Do they think their games now are good enough to take on Woods in his prime?

"You'd be stupid to say you couldn't because you'd be doubting yourself," U.S. Open champion Brooks Koepka said. "He was very dominant. It's very intimidating when a guy wins so much. It must have been depressing when he showed up. You'd have a 1-in-3 chance of winning. I watched it growing up. I knew exactly how good he was. I wish I could have played against him."

Assuming his health allows him to play a regular schedule, Woods would love that opportunity, too.

"In an ideal world," he said, "I would like to have them feel what some of my past guys had to go against all those years."

That's a tall order, and Woods knows it.

He often says that "Father Time remains undefeated." He says the pain is gone after fusion surgery on his lower back. He appears to have freedom in his swing and power in his game. But he is not the same player on those video clips.

He turns 42 at the end of the month. He has gone through four surgeries on his back, four on his knee. He has gone 30 starts over four years without winning.

Can he ever be the guy on YouTube again? Can he be better?

"That's going to be hard," he said with a smile. "I mean, I was pretty good."
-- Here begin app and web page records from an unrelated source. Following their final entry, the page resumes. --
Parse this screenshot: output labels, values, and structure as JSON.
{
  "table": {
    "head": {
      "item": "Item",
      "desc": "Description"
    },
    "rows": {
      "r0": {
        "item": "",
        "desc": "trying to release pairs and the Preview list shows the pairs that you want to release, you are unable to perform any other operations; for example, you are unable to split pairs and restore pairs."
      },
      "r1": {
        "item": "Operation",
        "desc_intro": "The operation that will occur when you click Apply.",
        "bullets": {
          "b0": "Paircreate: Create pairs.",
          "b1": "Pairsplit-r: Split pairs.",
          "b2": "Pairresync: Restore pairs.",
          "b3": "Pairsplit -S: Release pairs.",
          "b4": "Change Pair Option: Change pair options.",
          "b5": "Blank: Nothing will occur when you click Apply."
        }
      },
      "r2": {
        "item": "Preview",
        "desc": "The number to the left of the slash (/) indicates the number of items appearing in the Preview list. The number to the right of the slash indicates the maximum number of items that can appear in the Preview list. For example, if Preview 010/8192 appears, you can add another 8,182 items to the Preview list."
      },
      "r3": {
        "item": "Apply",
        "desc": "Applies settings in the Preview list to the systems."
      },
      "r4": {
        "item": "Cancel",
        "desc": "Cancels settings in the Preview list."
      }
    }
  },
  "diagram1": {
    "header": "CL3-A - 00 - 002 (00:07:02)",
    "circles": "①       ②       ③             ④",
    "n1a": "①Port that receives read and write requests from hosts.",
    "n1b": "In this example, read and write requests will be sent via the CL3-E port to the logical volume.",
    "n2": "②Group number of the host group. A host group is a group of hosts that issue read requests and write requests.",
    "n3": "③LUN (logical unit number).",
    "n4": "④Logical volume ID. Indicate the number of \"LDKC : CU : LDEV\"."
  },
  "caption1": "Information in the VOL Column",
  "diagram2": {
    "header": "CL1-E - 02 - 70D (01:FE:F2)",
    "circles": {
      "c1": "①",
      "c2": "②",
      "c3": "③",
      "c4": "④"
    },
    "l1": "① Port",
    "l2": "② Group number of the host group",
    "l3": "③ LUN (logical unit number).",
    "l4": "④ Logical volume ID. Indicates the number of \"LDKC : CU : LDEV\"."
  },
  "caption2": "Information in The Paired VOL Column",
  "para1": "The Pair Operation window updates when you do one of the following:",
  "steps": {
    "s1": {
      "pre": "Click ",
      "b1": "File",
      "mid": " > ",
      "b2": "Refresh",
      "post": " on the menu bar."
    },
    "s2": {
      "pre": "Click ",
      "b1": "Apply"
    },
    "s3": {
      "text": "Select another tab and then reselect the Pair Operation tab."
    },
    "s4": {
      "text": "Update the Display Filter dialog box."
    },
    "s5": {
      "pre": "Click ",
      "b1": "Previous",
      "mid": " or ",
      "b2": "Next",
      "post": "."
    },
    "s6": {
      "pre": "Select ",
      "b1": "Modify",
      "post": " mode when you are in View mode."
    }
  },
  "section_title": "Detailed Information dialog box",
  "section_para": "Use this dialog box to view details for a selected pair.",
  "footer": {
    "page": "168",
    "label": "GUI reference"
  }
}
This article was written by Doug Ferguson from The Associated Press and was legally licensed through the NewsCred publisher network. Please direct all licensing questions to